Sometimes when someone unearths a forgotten writer and attracts the attention of eager publishers looking for unique material to reprint we as readers not only get new easy to obtain editions of out of print books we get new books never before published. Such is the case with Duck Season Death, originally written in the mid-1950s by Australian mystery writer June Wright but foolishly rejected by her publisher Hutchinson for being too old-fashioned and formulaic. Odd thing is the publisher’s reading committee members’ harsh comments praised the writing and humor in the book while summarily condemning Wright for writing what amounts to a rather clever murder mystery. One wonders what they expected a mystery writer to write. In any case, Duck Season Death is now published for the first time in this handsome trade paperback edition with an introduction by Derham Groves, Australian architect professor and crime fiction devotee. Groves re-discovered Wright’s mystery novels several years ago and helped bring her back out of obscurity into the light for an exhibit called “Murderous Melbourne.” S. H. Courtier about whom I have written enthusiastically was also featured in the exhibit.
Duck Season Death is, as its title suggests, a mystery with a hunting background. It might also be thought of as both a homage and send-up of the standard country house whodunnit. On the surface it does seem to be formulaic with its detestable murder victim, Athol Sefton, publisher of a highbrow literary magazine and an assortment of suspects all of whom hate him for one reason or another providing us with a variety of motives for the murder. The local authorities seem to want to dismiss his death as a hunting accident until Sefton’s nephew Charles Carmichael points out that his uncle was shot with a rifle and all the hunters shooting ducks were armed with shotguns. It doesn’t help that there are multiple rifles matching the caliber bullet found in Uncle Athol’s body and that everyone at the Duck and Dog Inn is a crackshot with firearms.
But Wright does something clever and a bit irritating at the same time. She makes Charles a book reviewer who has spent his entire journalistic career writing about detective novels for a special column in his uncle’s magazine. His fanciful ideas are scoffed at by the local doctor, the lazy policeman and later a visiting investigator looking into another suspicious death. He is constantly being told by the law that he has read too much fiction and that a real murder is nothing like those he finds on the printed page.
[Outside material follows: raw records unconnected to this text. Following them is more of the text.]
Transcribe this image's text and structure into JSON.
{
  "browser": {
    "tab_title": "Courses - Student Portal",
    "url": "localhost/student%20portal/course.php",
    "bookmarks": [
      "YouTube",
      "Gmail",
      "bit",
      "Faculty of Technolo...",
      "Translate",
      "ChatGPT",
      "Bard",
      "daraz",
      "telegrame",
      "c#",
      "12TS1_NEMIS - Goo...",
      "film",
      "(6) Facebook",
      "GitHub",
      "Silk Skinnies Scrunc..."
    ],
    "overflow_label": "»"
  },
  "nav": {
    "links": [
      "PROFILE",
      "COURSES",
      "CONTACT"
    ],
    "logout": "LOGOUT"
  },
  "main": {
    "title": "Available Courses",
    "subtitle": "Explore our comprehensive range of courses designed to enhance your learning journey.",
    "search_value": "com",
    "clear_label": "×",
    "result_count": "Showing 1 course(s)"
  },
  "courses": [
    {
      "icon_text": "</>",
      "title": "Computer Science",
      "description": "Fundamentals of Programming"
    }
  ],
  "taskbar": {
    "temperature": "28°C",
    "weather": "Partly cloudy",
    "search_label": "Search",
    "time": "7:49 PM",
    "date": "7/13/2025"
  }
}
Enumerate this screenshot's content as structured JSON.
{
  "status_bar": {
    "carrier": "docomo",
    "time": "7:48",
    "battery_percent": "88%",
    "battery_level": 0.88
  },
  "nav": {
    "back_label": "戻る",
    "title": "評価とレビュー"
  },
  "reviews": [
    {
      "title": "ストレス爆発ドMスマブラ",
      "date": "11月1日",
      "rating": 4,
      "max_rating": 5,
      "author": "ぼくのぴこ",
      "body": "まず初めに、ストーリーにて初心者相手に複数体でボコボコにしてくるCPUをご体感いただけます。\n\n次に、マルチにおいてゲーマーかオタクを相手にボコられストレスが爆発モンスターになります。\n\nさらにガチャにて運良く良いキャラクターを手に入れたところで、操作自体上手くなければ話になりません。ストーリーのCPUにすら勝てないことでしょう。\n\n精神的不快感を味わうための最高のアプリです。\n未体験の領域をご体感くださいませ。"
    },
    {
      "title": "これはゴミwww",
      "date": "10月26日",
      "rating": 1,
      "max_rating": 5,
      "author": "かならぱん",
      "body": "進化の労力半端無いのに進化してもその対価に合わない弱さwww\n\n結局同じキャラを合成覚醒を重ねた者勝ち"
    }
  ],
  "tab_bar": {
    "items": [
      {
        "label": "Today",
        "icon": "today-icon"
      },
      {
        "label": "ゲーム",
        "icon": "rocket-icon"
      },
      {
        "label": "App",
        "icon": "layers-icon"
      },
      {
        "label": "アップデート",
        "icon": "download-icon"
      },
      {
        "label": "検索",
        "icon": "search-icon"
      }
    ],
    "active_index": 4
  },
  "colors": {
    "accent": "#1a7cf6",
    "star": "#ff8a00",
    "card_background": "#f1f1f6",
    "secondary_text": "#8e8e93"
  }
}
Charles becomes increasingly exasperated with these dismissals and demands that everyone look at the evidence. Murder is obvious, he practically screams at them. Actually he does scream a couple of times. All the talk about book murders versus real life killing gets to be a little too much even though it is clear that Wright intends it for comic effect. By the time we get to page 156 there is this exchange between the two detectives:
“And you’re hoping to trace the call?” asked McGrath sadly. “I wish you luck my boy. I’ve only known that stunt to come off in books.”
“Oh shut up about books!” snapped Charles.
Please do! I said smiling to myself. But I kept reading all the way to the somewhat surprising finale.
There is some darn good detection in this novel encompassing old standbys like muddy boots and ballistics wizardry to highly technical forensic evidence, at least for the 1950s. Mixed into the puzzling murder on the lake is a questionable natural death of Athol’s wife, a plethora of family secrets, and some wild accusations that reminded me of the novels of Christianna Brand. Wright manages to pull off some fine character work, especially in the sardonic owner of the hunting lodge Ellis Bryce. She shows a healthy sense of humor sprinkled throughout the mayhem and throws in a nod or two to Great Detectives of mysterydom. In fact, the solution is predicated on one of the most well known rules in detective fiction. The third section is entitled “The Impossible Remainder” and it is only when Charles is reminded of the famous Holmesian maxim “Once you eliminate the impossible, whatever remains, no matter how improbable must be the truth.” that he finally can assemble the clues and come up his nearly flawless solution. But Wright has one last trick up her sleeve. One twist too many perhaps and not as much of a surprise to this reader, but an admirable job all the same.
Soon all seven of June Wright’s mystery novels will be reprinted by Dark Passage Books, an imprint of Verse Chorus Press. Currently three of her books are available in smart looking trade paperback editions. In addition to Duck Season Death, there is Murder at the Telephone Exchange (1948), Wright’s debut mystery novel, also with an introduction by Groves and So Bad a Death (1950) with an introduction by Lucy Sussex. All three are available through the usual online booksellers or can be ordered from your own local bookstore. Why not introduce yourself to yet another impressive Australian writer of the late Golden Age of Detective Fiction?
Reading Challenge update: Golden Age card, space O3 – “Animal in title”